After seeing the Germans in Belgium and Crete, the Americans were quick to develop their own airborne forces. By the time of Normandy, June of 1944, there were two whole divisions trained in this special art. One of them, the 101st, was brand new to combat. Prior to combat, they had access to new technology and equipment that changed how they fought in combat. My research proposal is in regards to this equipment and how it changed during the Normandy campaign. Using AHEC and my own personal collection of primary and secondary sources, I am going to attempt to explain the average soldier was geared and his thoughts on the equipment he had as part of the evolution in airborne doctrine.

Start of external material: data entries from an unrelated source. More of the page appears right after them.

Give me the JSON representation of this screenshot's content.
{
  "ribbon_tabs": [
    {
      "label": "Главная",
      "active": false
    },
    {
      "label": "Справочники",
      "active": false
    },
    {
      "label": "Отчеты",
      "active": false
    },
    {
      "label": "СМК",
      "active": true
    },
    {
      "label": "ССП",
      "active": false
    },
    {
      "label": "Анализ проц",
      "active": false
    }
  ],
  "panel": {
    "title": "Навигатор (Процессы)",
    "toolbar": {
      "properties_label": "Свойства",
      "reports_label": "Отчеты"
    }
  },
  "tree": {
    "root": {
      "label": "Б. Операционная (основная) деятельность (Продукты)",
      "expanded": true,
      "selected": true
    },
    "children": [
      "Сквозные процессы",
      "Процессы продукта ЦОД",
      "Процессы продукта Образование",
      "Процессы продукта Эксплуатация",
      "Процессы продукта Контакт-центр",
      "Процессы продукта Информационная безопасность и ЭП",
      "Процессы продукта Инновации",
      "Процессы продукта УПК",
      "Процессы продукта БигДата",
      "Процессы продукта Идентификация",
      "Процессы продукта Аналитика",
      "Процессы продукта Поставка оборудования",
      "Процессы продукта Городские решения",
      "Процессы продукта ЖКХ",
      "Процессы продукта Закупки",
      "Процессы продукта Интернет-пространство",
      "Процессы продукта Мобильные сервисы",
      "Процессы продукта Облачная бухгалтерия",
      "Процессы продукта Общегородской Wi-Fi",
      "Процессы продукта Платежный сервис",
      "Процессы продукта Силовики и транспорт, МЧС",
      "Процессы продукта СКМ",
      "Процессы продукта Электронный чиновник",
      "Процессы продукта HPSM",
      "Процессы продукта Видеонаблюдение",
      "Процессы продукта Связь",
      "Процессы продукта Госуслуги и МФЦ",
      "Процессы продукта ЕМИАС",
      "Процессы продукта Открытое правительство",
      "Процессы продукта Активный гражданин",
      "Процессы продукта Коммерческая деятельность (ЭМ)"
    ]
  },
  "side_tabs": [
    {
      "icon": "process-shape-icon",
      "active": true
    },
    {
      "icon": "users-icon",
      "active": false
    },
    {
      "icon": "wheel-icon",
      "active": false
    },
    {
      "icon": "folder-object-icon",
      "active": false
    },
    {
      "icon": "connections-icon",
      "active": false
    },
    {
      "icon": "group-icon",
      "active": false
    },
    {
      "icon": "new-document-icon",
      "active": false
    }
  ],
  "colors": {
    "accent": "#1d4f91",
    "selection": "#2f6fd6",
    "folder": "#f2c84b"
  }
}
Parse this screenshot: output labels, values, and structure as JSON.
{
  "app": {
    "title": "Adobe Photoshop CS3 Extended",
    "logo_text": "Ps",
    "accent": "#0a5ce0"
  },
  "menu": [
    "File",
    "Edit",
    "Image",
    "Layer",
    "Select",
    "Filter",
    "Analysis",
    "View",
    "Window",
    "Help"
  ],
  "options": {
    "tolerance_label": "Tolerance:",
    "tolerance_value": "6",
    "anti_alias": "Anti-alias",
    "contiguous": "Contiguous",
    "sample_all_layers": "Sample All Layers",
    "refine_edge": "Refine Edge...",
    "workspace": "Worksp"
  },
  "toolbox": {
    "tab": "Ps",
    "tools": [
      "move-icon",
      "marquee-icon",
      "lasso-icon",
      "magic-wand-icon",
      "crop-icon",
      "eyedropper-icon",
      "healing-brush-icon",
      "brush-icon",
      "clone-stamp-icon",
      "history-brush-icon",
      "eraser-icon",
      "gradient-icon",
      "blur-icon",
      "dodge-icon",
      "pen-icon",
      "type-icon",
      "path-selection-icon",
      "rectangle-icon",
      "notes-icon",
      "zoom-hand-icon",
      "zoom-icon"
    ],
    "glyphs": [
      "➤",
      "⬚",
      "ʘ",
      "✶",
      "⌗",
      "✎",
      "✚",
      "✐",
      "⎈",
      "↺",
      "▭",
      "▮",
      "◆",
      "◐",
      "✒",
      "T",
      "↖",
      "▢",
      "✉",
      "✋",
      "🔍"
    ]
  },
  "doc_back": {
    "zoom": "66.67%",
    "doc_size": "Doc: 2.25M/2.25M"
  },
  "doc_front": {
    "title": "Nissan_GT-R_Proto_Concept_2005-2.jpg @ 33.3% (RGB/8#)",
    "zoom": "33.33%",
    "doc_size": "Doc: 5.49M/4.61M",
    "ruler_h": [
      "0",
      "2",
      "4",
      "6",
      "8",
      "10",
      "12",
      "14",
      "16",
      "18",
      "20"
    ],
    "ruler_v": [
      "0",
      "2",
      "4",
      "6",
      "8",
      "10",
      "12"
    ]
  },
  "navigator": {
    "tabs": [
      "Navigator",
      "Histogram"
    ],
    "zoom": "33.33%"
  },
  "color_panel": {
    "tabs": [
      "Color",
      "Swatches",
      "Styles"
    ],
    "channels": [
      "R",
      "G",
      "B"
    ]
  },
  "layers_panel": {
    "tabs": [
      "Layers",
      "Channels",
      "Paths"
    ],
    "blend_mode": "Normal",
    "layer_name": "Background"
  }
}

In previous assignments, I in part explored how North American women contributed to the U.S. project of economic and cultural imperialism in the Panama Canal Zone during the canal construction period. For our final project I’ve unwittingly fallen into a similar topic: I will be looking at the experiences of Protestant missionary women working in East Asia. I hope to contribute to the ongoing debate about whether or not these women were agents of U.S. cultural imperialism abroad by pulling from the letters of Dickinson graduate of 1911 and missionary doctor Julia Morgan. However, I am still struggling to limit the scope of my project and examine this popular topic from an original angle.